In much of Port-au-Prince, officials and relief agencies are focused on helping the tens of thousands of people in survivors' camps. But there are still many pockets of the city that have seen little aid, including the neighborhood of Fort National, one of the worst-hit districts in the capital.
Suffrin Eddy, a mortician and political activist who has lived in the neighborhood all his life, says although Fort National is close to the center of Port-au-Prince, its place on a hilltop seems to have made it invisible to government officials and aid workers.
There are many streets where every house has fallen. Nearly three weeks after the disaster, people spend their days searching for the bodies of loved ones.
Eddy says the neighborhood has received water deliveries, but there has been no food aid at all.
The area is named for a historic fortress that overlooked the old town. It served as a police station and U.N. post but was leveled by the Jan. 12 quake. The slopes of the hill are white with the debris of hundreds of houses that crumbled and slid when the earthquake struck.
On a recent afternoon, a cluster of people is gathered near a fire crackling in a pit dug into the buckled concrete of a fallen roof. A small man in a floppy hat stands guard near the blaze.
"This is my mother," he tells an interpreter. "My mother is being burned here."
The man, Devarieu Stanley, says he finally found his mother's body after digging for several days in the wreckage. He burned her body where she lay, in the ruins of her kitchen.
Stanley says he burned the body of his little boy just two days before. He is still searching for the body of a nephew.
Valentina Pasquali for NPR
Suffrin Eddy, a mortician and political activist, has lived in the Fort National neighborhood all his life. Here, he climbed a toppled roof to show where two people were trapped alive. They were able to call out on their cell phones, he says, but there was no way to move the sheet of concrete, and after two days the phone calls stopped.
Suffrin Eddy, a mortician and political activist, has lived in the Fort National neighborhood all his life. Here, he climbed a toppled roof to show where two people were trapped alive. They were able to call out on their cell phones, he says, but there was no way to move the sheet of concrete, and after two days the phone calls stopped. Valentina Pasquali for NPR
It is a common story from the survivors in Fort National. Some of their loved ones are buried in mass graves. Other bodies are burned, especially if they can't be fully extracted from the rubble.
People fear that the bodies will be eaten by rats or dogs, and many fear that the stench of dead bodies can cause illness. Health officials say that is not true, but many people believe it, and it adds to their anxiety and pain.
Stanley is close to tears as he tells his story. "My child," he says, pointing to a charred spot on the ground. "I put fire on my child right here."
A dozen or so people gather around to tell similar stories.

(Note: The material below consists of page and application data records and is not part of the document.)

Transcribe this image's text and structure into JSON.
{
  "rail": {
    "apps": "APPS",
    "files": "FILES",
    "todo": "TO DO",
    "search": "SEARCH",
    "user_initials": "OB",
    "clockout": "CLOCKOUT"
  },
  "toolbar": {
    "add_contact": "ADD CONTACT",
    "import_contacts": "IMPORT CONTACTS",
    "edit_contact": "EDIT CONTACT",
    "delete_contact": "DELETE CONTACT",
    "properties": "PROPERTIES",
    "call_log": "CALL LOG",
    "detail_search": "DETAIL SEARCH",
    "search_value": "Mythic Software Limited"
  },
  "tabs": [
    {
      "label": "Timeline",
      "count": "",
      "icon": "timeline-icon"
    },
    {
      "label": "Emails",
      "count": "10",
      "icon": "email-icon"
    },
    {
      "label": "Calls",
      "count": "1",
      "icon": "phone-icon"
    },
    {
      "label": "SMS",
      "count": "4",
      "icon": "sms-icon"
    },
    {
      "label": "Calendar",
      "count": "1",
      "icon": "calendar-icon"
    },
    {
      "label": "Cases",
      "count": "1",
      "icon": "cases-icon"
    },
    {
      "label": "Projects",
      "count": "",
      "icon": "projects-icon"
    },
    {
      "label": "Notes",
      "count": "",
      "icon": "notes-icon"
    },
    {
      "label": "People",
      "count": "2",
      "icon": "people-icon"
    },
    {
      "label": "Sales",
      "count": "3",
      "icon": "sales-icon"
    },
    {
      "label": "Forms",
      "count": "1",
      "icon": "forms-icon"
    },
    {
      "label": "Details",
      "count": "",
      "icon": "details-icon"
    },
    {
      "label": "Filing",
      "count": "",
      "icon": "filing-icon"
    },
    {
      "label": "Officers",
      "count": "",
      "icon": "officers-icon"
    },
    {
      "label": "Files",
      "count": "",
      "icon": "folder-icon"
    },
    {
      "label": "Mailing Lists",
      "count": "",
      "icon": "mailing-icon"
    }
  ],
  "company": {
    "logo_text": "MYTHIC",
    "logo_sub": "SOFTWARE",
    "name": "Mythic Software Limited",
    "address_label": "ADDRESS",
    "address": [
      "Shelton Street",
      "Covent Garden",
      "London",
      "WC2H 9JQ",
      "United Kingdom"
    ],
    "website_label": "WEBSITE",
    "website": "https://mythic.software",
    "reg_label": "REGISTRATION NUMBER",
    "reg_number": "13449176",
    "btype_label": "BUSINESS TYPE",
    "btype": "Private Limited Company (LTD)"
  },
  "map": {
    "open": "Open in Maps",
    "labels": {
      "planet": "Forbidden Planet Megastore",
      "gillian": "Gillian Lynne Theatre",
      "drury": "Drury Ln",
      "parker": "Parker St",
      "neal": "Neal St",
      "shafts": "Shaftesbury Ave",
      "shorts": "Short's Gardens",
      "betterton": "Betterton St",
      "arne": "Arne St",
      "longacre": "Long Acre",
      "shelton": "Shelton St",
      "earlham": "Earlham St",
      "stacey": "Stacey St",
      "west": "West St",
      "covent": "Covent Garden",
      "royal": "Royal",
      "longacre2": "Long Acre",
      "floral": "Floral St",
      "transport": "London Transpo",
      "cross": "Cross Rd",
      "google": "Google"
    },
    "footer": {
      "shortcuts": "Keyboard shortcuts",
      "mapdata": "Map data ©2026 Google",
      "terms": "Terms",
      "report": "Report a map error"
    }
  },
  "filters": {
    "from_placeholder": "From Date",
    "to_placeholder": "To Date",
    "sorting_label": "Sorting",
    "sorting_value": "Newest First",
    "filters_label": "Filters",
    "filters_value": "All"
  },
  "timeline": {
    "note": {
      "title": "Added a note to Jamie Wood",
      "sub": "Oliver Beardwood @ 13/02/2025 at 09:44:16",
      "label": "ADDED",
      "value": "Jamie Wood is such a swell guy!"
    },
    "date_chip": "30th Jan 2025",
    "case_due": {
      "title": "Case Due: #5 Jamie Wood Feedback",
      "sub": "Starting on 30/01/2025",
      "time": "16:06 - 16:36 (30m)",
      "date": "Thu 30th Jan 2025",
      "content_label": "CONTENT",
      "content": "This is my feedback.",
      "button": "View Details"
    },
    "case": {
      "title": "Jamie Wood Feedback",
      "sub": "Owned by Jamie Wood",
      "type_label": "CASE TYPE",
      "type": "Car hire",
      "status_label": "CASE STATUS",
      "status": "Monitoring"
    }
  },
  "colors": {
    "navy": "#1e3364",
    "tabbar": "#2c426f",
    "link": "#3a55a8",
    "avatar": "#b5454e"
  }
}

"My son," says Syclear Jeanty. "He was 25." Another man, Yvenel Jacques, mourns for his little boy, saying over and over, "Tyson Jacques. His name was Tyson Jacques."
Mourning The Lost
A fallen school building is thought to have buried the bodies of nearly 20 children and their teacher, but nobody knows for sure.
Many people sleep in a makeshift camp at the foot of the hill, but spend their days next to their fallen houses, looking for loved ones and any possessions they can retrieve.
Others take refuge in a sloping yard just a block from the top of the hill.
The yard seems overflowing with a few hundred men, women and children, but Eddy says more than 1,000 people come here to sleep at night.
He says residents in the camp are pooling what money they have and buying food at inflated prices from vendors on the street.
A man with graying hair sits at the upper end of the camp. His name is Max Paul, and he's one of the pastors at the Church of God in the Poste Marchant area at the bottom of the hill.
His eyes are swollen with fatigue and grief. His wife was killed along with six other people in his house, he says.
When asked what he tells his church members when they ask why such things happen, he shakes his head. "It's the will of God," he says. "It's the will of God. If God allows this to happen, it is because we human beings are too wicked."
Paul says his faith is stronger than ever. When asked if the disaster calls to mind the biblical story of Job, he gives an emphatic "Yes! God has given. God has taken away. May the name of the Lord be blessed."
During the daylight hours, when people of the Fort National area are searching the debris, they don't have much time to speculate on why this happened.
But when asked when they'll get a chance to mourn for their loved ones, one man replied: "We cry a lot. Every day. Every single day."